Supplied data Block Start
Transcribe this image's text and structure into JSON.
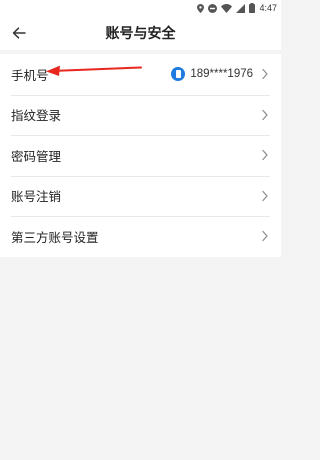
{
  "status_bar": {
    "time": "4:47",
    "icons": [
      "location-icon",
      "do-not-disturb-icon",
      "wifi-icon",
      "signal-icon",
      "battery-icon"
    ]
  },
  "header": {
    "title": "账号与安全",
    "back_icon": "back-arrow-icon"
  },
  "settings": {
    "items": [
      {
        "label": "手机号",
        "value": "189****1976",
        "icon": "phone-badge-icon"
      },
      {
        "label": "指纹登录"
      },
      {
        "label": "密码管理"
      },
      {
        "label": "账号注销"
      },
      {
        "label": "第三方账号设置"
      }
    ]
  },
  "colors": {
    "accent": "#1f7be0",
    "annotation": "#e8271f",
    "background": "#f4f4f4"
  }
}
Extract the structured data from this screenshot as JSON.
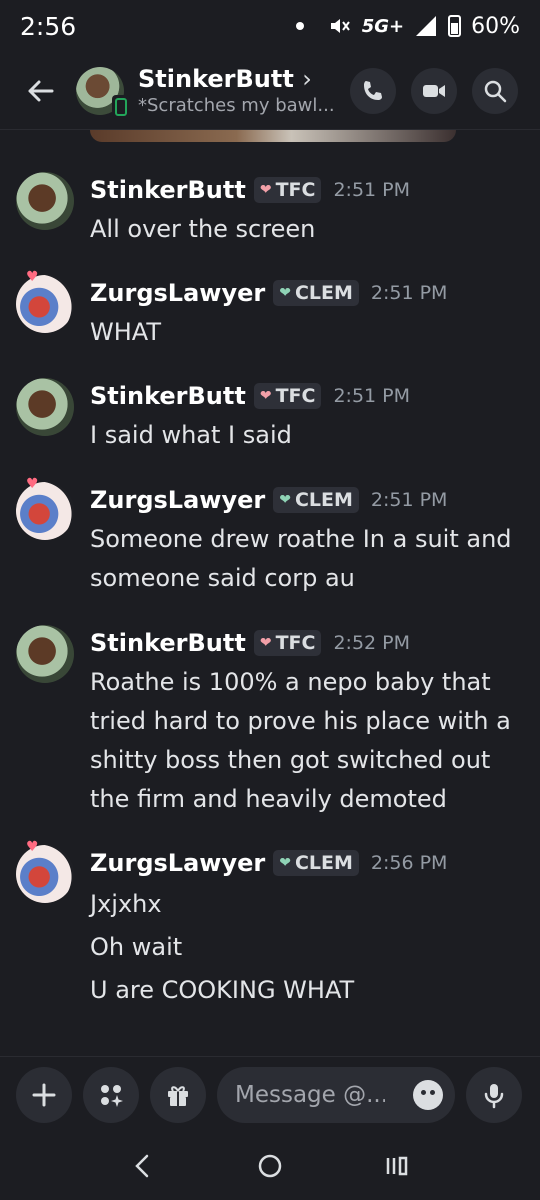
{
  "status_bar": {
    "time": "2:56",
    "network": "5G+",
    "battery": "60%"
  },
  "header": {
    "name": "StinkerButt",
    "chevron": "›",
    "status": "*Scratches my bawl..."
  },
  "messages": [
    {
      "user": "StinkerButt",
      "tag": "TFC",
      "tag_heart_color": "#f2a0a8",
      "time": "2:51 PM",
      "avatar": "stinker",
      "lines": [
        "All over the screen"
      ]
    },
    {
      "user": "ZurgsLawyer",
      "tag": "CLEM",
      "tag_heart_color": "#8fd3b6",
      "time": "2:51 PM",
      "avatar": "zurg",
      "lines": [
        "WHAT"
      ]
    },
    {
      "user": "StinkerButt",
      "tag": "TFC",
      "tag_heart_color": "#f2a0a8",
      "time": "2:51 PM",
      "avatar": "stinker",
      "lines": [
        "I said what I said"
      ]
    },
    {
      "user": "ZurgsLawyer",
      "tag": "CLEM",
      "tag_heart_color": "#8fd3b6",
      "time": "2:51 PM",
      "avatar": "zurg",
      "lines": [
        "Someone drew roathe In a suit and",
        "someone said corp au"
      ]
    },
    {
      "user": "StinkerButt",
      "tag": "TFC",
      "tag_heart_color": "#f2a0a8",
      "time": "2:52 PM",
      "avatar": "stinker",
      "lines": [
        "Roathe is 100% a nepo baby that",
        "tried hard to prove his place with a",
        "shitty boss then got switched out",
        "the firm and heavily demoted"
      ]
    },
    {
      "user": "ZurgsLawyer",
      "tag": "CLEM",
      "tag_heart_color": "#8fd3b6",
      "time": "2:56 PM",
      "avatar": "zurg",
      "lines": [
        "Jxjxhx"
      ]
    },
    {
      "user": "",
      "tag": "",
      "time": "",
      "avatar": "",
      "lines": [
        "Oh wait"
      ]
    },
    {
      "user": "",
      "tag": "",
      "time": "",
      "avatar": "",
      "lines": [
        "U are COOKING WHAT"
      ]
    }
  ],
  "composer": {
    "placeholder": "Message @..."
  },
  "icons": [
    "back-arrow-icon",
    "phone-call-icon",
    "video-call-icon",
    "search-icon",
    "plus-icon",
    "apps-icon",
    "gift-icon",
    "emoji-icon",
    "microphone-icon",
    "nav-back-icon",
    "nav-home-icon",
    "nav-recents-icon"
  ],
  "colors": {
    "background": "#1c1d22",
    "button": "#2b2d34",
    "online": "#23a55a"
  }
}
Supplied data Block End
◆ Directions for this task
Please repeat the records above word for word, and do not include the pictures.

◆ Exercise output
Transcribe this image's text and structure into JSON.
{
  "status_bar": {
    "time": "4:47",
    "icons": [
      "location-icon",
      "do-not-disturb-icon",
      "wifi-icon",
      "signal-icon",
      "battery-icon"
    ]
  },
  "header": {
    "title": "账号与安全",
    "back_icon": "back-arrow-icon"
  },
  "settings": {
    "items": [
      {
        "label": "手机号",
        "value": "189****1976",
        "icon": "phone-badge-icon"
      },
      {
        "label": "指纹登录"
      },
      {
        "label": "密码管理"
      },
      {
        "label": "账号注销"
      },
      {
        "label": "第三方账号设置"
      }
    ]
  },
  "colors": {
    "accent": "#1f7be0",
    "annotation": "#e8271f",
    "background": "#f4f4f4"
  }
}
Extract the structured data from this screenshot as JSON.
{
  "status_bar": {
    "time": "2:56",
    "network": "5G+",
    "battery": "60%"
  },
  "header": {
    "name": "StinkerButt",
    "chevron": "›",
    "status": "*Scratches my bawl..."
  },
  "messages": [
    {
      "user": "StinkerButt",
      "tag": "TFC",
      "tag_heart_color": "#f2a0a8",
      "time": "2:51 PM",
      "avatar": "stinker",
      "lines": [
        "All over the screen"
      ]
    },
    {
      "user": "ZurgsLawyer",
      "tag": "CLEM",
      "tag_heart_color": "#8fd3b6",
      "time": "2:51 PM",
      "avatar": "zurg",
      "lines": [
        "WHAT"
      ]
    },
    {
      "user": "StinkerButt",
      "tag": "TFC",
      "tag_heart_color": "#f2a0a8",
      "time": "2:51 PM",
      "avatar": "stinker",
      "lines": [
        "I said what I said"
      ]
    },
    {
      "user": "ZurgsLawyer",
      "tag": "CLEM",
      "tag_heart_color": "#8fd3b6",
      "time": "2:51 PM",
      "avatar": "zurg",
      "lines": [
        "Someone drew roathe In a suit and",
        "someone said corp au"
      ]
    },
    {
      "user": "StinkerButt",
      "tag": "TFC",
      "tag_heart_color": "#f2a0a8",
      "time": "2:52 PM",
      "avatar": "stinker",
      "lines": [
        "Roathe is 100% a nepo baby that",
        "tried hard to prove his place with a",
        "shitty boss then got switched out",
        "the firm and heavily demoted"
      ]
    },
    {
      "user": "ZurgsLawyer",
      "tag": "CLEM",
      "tag_heart_color": "#8fd3b6",
      "time": "2:56 PM",
      "avatar": "zurg",
      "lines": [
        "Jxjxhx"
      ]
    },
    {
      "user": "",
      "tag": "",
      "time": "",
      "avatar": "",
      "lines": [
        "Oh wait"
      ]
    },
    {
      "user": "",
      "tag": "",
      "time": "",
      "avatar": "",
      "lines": [
        "U are COOKING WHAT"
      ]
    }
  ],
  "composer": {
    "placeholder": "Message @..."
  },
  "icons": [
    "back-arrow-icon",
    "phone-call-icon",
    "video-call-icon",
    "search-icon",
    "plus-icon",
    "apps-icon",
    "gift-icon",
    "emoji-icon",
    "microphone-icon",
    "nav-back-icon",
    "nav-home-icon",
    "nav-recents-icon"
  ],
  "colors": {
    "background": "#1c1d22",
    "button": "#2b2d34",
    "online": "#23a55a"
  }
}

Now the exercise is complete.